What you have to do
Find the string "main" in the records. Copy every line it appears in.

Excerpted data
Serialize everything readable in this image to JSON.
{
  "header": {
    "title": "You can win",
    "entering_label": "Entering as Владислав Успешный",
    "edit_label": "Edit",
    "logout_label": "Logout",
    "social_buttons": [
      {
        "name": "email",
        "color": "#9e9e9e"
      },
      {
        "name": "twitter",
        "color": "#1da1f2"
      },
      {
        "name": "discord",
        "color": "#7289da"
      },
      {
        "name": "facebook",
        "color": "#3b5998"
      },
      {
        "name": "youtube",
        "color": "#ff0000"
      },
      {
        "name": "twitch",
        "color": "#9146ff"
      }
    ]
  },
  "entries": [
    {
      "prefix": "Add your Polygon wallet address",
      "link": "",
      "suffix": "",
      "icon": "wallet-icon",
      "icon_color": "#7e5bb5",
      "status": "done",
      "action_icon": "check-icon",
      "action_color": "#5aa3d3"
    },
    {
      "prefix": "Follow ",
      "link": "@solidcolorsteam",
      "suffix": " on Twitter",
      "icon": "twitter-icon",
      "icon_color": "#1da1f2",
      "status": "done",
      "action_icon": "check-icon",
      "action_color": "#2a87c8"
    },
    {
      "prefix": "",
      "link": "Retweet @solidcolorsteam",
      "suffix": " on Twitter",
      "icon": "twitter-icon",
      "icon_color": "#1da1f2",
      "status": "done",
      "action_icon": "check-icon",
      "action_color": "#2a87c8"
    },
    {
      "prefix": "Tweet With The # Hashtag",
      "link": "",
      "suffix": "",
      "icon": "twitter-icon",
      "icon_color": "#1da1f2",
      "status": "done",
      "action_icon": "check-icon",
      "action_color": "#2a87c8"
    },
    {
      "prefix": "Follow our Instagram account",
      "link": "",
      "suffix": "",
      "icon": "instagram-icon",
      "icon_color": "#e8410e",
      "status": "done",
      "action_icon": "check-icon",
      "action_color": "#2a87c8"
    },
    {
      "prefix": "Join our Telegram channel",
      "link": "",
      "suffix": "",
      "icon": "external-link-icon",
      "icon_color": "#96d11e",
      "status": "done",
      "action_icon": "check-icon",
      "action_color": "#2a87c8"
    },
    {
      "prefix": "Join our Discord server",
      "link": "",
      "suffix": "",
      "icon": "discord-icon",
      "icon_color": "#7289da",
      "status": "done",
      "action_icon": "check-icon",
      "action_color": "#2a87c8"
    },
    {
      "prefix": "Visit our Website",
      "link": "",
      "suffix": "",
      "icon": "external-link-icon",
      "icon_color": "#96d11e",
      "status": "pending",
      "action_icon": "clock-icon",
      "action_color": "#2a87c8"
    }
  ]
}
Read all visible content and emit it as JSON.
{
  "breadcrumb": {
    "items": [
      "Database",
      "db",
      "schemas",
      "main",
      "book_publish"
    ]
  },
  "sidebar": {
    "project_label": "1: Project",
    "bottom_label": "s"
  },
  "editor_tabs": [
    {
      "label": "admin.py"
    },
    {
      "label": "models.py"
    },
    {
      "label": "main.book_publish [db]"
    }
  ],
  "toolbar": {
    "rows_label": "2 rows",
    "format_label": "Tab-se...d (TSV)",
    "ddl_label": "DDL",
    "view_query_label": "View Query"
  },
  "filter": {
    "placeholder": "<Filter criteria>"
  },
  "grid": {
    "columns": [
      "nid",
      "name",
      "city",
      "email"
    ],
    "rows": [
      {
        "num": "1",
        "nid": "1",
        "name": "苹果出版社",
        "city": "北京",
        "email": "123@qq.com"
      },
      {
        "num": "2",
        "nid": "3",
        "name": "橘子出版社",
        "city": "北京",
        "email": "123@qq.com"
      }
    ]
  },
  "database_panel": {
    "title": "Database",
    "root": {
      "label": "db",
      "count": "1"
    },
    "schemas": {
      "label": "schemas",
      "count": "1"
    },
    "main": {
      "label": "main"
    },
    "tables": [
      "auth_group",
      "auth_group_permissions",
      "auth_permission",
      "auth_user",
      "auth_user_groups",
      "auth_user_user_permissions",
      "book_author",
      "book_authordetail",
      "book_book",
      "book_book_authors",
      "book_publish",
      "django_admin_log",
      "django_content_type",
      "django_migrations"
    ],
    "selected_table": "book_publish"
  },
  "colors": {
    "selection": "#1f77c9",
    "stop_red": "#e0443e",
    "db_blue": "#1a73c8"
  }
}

Answer to this task
      "main",
      "label": "main.book_publish [db]"
    "main": {
      "label": "main"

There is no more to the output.